The diameter was not observed to have statistically significant correlation with any of the anthropometric measurements among either sex [ Table/Fig-3 ]. [Table/Fig-3]: Summary of correlation between common bile duct diameter and anthropometric measurements by sex. Anthropometric Measurement Male Female Correlation Coefficient Sig. (p-value) Weight - 0.01 0.851 0.13 0.177 Height - 0.02 0.782 0.01 0.863 Chest circumference 0.03 0.712 0.09 0.328 Circumference at transpyloric plane 0.04 0.684 0.18 0.071 Circumference at umbilicus 0.08 0.421 0.09 0.340 Circumference at hip - 0.03 0.771 0.07 0.432. This study was conducted among 200 normal subjects belonging to the state of Rajasthan. An equal number of males and females in the age group 18-85 years of age were included in the study. The subjects underwent ultrasonographic measurements of common bile duct diameters by experienced radiologist at the Mahatma Gandhi Medical College and Hospital at Jaipur, India.
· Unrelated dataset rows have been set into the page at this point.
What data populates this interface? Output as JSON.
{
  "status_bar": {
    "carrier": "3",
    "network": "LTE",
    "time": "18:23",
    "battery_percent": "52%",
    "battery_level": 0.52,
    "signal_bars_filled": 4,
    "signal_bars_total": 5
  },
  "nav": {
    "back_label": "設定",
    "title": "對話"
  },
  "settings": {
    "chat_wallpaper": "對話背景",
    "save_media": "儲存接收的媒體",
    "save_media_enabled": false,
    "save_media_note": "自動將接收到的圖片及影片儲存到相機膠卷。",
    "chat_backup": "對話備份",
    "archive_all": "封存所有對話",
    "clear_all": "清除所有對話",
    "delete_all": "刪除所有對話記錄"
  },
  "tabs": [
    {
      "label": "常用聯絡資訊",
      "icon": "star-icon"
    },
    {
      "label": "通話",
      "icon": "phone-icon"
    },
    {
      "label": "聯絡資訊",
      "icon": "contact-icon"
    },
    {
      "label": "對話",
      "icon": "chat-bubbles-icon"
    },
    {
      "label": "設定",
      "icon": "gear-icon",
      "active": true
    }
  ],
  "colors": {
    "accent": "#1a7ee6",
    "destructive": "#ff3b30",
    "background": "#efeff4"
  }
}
In addition, anthropometric data on weight, height, chest circumference, circumference at transpyloric plane, circumference at umbilicus and circumference at hip were obtained for each of the study subjects.
The mean diameter observed in our study was 4.1 mm with a standard deviation of 1.01 mm. This was similar to that reported by Parulekar  in his study on 200 normal subjects.